[Excerpts from an interface dataset]
++++

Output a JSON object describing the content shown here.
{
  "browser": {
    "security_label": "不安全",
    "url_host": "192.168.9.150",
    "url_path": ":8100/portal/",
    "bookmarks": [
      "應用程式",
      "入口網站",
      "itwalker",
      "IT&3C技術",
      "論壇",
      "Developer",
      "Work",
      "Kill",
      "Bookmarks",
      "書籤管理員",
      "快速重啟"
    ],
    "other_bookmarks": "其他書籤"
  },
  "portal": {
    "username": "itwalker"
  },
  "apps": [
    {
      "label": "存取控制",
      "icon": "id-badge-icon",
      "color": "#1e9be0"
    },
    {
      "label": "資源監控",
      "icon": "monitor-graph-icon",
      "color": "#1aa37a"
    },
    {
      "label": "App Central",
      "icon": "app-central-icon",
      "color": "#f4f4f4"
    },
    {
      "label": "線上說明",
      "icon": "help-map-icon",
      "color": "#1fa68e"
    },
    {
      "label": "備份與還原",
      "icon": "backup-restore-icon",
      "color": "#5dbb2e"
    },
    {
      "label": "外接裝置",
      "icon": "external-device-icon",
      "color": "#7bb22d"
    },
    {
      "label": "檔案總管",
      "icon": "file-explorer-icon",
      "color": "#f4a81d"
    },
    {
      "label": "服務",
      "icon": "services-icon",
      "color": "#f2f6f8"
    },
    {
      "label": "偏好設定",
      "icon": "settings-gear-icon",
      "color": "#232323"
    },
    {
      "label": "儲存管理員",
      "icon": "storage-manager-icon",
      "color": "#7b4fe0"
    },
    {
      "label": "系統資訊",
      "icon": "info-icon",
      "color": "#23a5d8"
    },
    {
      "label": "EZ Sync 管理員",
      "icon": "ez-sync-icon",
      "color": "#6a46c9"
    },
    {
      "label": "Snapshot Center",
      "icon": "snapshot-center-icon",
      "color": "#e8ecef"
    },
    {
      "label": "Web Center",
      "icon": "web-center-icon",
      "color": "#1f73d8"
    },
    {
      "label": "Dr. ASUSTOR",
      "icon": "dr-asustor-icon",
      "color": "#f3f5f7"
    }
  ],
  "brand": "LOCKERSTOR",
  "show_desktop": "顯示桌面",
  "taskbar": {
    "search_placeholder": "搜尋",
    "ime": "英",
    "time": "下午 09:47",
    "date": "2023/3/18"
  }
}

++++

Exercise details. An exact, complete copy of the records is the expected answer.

Result of the task.
Output a JSON object describing the content shown here.
{
  "browser": {
    "security_label": "不安全",
    "url_host": "192.168.9.150",
    "url_path": ":8100/portal/",
    "bookmarks": [
      "應用程式",
      "入口網站",
      "itwalker",
      "IT&3C技術",
      "論壇",
      "Developer",
      "Work",
      "Kill",
      "Bookmarks",
      "書籤管理員",
      "快速重啟"
    ],
    "other_bookmarks": "其他書籤"
  },
  "portal": {
    "username": "itwalker"
  },
  "apps": [
    {
      "label": "存取控制",
      "icon": "id-badge-icon",
      "color": "#1e9be0"
    },
    {
      "label": "資源監控",
      "icon": "monitor-graph-icon",
      "color": "#1aa37a"
    },
    {
      "label": "App Central",
      "icon": "app-central-icon",
      "color": "#f4f4f4"
    },
    {
      "label": "線上說明",
      "icon": "help-map-icon",
      "color": "#1fa68e"
    },
    {
      "label": "備份與還原",
      "icon": "backup-restore-icon",
      "color": "#5dbb2e"
    },
    {
      "label": "外接裝置",
      "icon": "external-device-icon",
      "color": "#7bb22d"
    },
    {
      "label": "檔案總管",
      "icon": "file-explorer-icon",
      "color": "#f4a81d"
    },
    {
      "label": "服務",
      "icon": "services-icon",
      "color": "#f2f6f8"
    },
    {
      "label": "偏好設定",
      "icon": "settings-gear-icon",
      "color": "#232323"
    },
    {
      "label": "儲存管理員",
      "icon": "storage-manager-icon",
      "color": "#7b4fe0"
    },
    {
      "label": "系統資訊",
      "icon": "info-icon",
      "color": "#23a5d8"
    },
    {
      "label": "EZ Sync 管理員",
      "icon": "ez-sync-icon",
      "color": "#6a46c9"
    },
    {
      "label": "Snapshot Center",
      "icon": "snapshot-center-icon",
      "color": "#e8ecef"
    },
    {
      "label": "Web Center",
      "icon": "web-center-icon",
      "color": "#1f73d8"
    },
    {
      "label": "Dr. ASUSTOR",
      "icon": "dr-asustor-icon",
      "color": "#f3f5f7"
    }
  ],
  "brand": "LOCKERSTOR",
  "show_desktop": "顯示桌面",
  "taskbar": {
    "search_placeholder": "搜尋",
    "ime": "英",
    "time": "下午 09:47",
    "date": "2023/3/18"
  }
}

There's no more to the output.